» **WORK REQUIRED**:
I need every line of the material below that includes the string "icon".

» **GIVEN DATA**:

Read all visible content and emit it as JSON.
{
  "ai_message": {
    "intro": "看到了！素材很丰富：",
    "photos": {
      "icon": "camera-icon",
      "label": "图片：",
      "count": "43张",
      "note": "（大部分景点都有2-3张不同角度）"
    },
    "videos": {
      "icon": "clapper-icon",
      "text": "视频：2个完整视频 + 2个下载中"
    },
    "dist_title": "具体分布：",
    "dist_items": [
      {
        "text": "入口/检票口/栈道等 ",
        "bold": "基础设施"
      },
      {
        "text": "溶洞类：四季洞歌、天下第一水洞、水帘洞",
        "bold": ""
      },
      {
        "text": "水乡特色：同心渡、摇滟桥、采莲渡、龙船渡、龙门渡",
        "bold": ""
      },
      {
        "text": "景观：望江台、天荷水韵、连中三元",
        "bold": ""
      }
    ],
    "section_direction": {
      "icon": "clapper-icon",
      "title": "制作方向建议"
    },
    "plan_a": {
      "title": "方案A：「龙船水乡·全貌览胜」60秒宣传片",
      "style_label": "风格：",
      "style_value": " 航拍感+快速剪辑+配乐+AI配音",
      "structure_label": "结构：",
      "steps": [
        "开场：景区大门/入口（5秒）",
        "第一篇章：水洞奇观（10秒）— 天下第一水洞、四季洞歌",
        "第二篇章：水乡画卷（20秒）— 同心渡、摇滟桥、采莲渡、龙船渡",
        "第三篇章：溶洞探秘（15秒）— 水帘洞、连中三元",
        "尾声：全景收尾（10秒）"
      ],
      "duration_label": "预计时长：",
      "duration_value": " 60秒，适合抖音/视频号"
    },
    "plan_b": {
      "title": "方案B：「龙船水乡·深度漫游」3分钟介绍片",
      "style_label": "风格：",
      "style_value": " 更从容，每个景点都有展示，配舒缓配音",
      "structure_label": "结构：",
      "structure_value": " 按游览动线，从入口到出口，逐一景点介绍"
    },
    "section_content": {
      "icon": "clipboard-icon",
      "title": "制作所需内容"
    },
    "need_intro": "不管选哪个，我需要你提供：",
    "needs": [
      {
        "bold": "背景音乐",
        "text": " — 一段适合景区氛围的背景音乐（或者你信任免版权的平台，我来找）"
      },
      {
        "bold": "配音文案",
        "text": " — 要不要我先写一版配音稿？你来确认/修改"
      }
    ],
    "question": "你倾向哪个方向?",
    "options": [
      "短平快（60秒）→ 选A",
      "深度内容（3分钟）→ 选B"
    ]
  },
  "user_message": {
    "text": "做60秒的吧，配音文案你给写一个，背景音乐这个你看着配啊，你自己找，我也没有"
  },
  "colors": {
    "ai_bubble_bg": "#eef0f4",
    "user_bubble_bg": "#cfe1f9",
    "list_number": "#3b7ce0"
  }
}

» **RESPONSE BOX**:
      "icon": "camera-icon",
      "icon": "clapper-icon",
      "icon": "clapper-icon",
      "icon": "clipboard-icon",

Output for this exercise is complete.